This match attempted to advance as many women’s feuds as possible which was fairly easy since the 8 women in this match take up the 9 women on the roster. This match took 1/3 of the show. The reason was pretty obvious: The WWE had 6 hours of television to write. The gauntlet match appeared to end the show to those of us watching at home, but in reality, it was just the midpoint for the live audience. It was a clever bit of booking on the WWE’s part except for one itty bitty teeny tiny problem: They forgot to have a good ending.
Natalya won. Okay. Then, Ronda Rousey came out. First, Ronda is a terrible, awkward actress. Her emotions range from smiley face to “just waking up to an alarm set for work in the morning but you know you have a second alarm set” face, and she switched between the two expressions THREE times in 30 seconds. Second, they hugged. Fine. She even raised Natalya’s hand. Sure. But then they teased tension over a hand shake. After a pause, they shook hands and the camera really focused on this. Did I miss something? Is there a universe where hugging someone means slightly less than coddling hands? This segment could have only been made to feel less awkward if they had a sloppy make out session in the middle of the ring, then teased tension over exchanging cellphone numbers.
The show… the ENTIRE show… ended with Natalya smiling and looking up at her dad. This, by the way, is an angle that has failed to get over in the midcard section of the women’s division, so why not end the show you’re trying to portray as the “FRESH START” with it? Natalya managed to get herself over big as a babyface at TLC despite struggling almost her entire career to do so, but it had nothing to do with the WWE shamelessly using death-porn to do it. In fact, most references to Neidhart received almost no reaction including the jacket that Natalya desperately wants to mean something to a generation of kids who have no idea who Jim Neidhart is. I guess mocking the dead isn’t as big of a meal ticket as it used to be, huh Orton?

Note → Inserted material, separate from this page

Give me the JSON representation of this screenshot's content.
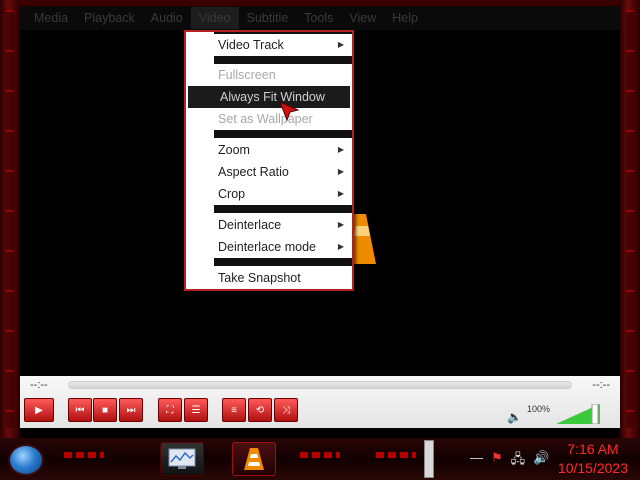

Overall, don’t get your hopes up for a “new” RAW. What we saw was four in-character authority figures pandering to the fans to create a buzz about a product that absolutely didn’t change and – god forbid – won’t be changing. Hashtag Fresh Start.